THE TASK:
Which of the lines below hold "JSON"? Please return each one.

** DATA FOR ANALYSIS follows **

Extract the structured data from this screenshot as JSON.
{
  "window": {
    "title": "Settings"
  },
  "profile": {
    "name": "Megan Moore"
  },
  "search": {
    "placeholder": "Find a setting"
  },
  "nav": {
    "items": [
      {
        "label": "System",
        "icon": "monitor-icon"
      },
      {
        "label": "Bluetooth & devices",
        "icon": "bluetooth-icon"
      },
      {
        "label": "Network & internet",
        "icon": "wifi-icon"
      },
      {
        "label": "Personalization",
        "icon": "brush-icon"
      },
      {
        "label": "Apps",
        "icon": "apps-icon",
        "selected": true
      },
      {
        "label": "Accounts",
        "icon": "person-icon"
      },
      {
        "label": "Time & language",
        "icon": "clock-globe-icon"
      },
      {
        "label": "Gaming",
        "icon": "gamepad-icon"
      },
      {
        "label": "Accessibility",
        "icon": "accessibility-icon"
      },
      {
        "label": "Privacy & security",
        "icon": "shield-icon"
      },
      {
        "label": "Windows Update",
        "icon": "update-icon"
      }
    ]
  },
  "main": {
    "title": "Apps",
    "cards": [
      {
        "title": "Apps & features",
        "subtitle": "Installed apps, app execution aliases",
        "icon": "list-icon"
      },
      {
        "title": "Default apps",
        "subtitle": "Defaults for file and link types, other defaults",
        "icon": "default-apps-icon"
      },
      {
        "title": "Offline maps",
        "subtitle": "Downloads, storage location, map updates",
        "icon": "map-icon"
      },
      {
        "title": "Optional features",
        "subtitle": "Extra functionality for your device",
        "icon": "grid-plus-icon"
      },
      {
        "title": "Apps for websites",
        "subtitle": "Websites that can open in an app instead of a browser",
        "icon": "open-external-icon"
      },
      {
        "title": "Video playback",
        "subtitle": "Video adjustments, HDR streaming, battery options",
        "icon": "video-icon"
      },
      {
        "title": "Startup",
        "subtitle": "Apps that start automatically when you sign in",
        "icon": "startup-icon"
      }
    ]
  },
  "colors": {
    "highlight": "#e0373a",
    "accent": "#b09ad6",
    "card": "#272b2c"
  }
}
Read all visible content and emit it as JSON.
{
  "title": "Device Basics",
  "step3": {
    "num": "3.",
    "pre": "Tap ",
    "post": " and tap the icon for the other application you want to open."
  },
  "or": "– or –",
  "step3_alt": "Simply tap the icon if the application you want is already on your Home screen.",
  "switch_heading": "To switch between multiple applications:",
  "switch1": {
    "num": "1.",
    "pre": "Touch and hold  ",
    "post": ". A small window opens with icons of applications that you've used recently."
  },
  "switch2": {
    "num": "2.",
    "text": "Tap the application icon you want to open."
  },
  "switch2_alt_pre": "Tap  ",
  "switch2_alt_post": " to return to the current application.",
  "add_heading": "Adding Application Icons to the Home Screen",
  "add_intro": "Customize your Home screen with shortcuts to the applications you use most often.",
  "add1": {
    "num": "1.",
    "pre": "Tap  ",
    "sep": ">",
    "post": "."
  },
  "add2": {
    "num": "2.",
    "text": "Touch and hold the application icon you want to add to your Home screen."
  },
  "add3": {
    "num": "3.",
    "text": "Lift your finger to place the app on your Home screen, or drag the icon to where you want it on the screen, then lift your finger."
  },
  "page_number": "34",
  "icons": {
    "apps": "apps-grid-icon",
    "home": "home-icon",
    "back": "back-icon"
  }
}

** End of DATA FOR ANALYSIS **
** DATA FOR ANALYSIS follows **

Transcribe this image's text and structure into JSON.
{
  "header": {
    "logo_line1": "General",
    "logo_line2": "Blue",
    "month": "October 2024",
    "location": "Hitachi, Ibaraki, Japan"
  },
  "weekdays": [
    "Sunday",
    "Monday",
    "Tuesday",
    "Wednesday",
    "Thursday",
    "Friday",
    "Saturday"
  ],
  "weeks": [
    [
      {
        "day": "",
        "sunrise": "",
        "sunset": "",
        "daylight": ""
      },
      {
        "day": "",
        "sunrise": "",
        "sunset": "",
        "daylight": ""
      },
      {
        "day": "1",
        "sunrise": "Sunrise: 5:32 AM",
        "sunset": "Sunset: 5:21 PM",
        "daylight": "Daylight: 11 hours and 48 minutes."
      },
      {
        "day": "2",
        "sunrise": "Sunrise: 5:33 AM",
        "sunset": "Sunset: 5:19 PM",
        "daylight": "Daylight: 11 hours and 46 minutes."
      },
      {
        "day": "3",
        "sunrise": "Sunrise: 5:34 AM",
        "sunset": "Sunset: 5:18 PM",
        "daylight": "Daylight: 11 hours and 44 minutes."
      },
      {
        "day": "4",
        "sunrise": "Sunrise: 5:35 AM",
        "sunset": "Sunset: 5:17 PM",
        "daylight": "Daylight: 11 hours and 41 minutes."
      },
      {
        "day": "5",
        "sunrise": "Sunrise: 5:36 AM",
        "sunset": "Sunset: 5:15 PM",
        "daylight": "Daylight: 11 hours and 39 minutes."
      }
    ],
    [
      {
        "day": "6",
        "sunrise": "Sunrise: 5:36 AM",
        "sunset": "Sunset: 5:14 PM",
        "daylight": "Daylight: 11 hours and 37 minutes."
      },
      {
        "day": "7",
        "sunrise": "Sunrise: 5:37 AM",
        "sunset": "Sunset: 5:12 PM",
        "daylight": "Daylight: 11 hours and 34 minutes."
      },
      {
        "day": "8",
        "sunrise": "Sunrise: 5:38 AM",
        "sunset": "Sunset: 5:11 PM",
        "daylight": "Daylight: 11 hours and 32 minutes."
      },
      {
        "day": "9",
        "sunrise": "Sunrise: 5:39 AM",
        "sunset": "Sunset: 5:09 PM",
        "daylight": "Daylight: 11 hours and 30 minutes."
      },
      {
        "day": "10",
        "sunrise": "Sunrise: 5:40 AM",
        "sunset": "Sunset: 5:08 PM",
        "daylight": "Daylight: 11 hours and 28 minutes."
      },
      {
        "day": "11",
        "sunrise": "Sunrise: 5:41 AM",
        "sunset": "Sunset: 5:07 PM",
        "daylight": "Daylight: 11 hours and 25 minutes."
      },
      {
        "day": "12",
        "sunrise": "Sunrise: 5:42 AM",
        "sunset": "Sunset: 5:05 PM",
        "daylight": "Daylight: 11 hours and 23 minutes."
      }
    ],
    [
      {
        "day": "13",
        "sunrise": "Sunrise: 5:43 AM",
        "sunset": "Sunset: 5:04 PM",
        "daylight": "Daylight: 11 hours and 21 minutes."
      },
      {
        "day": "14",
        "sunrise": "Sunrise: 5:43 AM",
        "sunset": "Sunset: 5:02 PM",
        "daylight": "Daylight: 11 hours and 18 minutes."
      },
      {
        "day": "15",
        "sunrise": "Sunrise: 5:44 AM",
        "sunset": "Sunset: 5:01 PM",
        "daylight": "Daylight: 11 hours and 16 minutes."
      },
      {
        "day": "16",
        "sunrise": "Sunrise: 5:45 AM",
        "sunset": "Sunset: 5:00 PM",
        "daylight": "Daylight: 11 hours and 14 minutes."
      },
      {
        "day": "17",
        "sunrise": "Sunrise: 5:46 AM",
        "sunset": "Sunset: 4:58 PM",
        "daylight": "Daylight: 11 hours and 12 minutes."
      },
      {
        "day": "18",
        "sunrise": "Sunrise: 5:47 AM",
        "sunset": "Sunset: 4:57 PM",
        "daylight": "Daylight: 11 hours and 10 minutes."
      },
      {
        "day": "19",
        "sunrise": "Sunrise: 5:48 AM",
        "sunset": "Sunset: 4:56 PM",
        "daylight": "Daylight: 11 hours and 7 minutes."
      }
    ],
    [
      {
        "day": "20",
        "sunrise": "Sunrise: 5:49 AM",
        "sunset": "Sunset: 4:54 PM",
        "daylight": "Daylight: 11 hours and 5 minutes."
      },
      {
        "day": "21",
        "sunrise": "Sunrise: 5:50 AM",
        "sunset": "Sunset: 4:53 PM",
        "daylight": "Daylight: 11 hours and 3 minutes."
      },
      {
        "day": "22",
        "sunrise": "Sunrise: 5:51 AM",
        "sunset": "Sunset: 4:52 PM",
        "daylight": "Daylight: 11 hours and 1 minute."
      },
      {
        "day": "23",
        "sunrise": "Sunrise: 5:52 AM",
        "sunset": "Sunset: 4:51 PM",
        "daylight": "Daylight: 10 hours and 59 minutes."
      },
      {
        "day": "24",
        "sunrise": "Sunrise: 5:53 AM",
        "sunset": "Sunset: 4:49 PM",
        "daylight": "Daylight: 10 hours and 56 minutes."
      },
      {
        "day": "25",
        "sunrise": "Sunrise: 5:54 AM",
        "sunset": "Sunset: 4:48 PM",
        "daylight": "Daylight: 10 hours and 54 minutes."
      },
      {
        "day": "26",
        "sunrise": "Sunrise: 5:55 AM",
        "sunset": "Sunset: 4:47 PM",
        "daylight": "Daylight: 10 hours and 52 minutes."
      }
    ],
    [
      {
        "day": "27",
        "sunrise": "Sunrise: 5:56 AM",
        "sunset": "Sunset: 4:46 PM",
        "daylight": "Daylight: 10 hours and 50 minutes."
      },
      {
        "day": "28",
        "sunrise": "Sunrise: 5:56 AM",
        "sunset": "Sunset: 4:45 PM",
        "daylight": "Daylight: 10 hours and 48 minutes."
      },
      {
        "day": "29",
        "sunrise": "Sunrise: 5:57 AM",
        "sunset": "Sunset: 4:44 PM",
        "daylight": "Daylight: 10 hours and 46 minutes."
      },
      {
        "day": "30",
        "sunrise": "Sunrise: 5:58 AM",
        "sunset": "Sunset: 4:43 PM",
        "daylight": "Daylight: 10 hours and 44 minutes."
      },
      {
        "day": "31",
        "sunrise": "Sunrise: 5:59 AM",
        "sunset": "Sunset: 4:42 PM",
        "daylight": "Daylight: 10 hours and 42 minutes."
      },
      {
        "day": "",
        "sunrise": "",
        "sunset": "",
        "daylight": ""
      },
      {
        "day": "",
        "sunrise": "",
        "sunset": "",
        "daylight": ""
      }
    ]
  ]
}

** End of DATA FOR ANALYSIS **
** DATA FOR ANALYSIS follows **

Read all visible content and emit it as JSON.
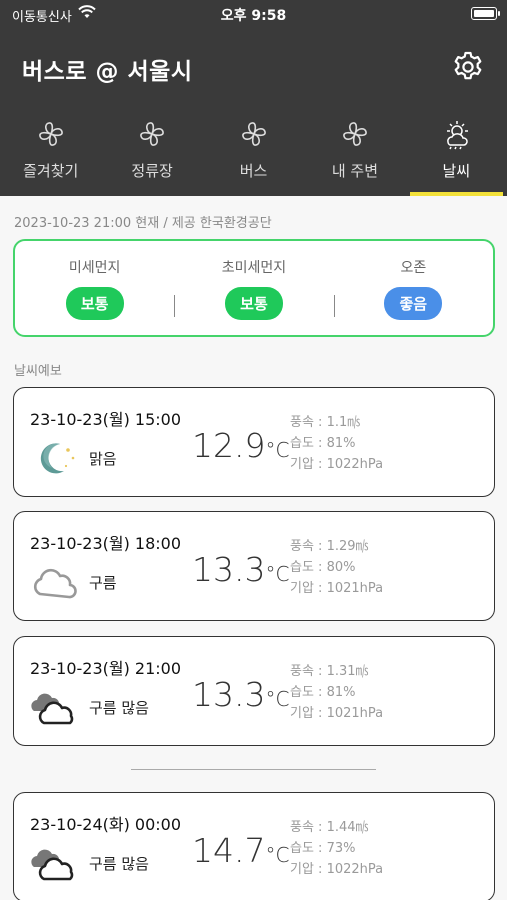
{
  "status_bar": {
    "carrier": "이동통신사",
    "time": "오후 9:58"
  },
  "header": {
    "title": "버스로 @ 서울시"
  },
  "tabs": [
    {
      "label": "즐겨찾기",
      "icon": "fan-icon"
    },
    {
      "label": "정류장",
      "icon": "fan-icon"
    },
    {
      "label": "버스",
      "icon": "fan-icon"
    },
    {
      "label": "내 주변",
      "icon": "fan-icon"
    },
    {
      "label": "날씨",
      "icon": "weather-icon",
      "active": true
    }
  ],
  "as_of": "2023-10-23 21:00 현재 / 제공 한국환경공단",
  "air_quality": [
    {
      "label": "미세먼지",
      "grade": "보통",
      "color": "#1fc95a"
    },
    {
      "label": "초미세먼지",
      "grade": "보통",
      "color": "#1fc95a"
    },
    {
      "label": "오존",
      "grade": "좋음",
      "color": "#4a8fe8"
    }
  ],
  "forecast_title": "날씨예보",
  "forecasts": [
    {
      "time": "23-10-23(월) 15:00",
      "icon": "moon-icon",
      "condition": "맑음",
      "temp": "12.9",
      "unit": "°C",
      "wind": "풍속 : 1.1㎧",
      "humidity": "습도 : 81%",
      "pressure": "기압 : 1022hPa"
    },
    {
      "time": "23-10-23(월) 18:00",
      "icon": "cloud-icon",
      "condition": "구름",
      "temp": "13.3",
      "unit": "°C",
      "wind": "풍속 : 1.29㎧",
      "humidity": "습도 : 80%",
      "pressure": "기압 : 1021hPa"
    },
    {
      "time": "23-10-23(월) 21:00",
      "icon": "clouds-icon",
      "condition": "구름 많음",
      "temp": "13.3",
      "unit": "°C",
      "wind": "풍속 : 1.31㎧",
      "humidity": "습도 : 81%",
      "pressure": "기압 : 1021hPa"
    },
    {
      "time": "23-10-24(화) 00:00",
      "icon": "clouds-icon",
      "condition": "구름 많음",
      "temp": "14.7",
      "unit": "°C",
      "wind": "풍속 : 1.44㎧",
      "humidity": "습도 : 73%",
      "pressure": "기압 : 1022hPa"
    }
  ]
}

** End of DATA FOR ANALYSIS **

EXERCISE OUTPUT:
Extract the structured data from this screenshot as JSON.
Read all visible content and emit it as JSON.
Transcribe this image's text and structure into JSON.
Read all visible content and emit it as JSON.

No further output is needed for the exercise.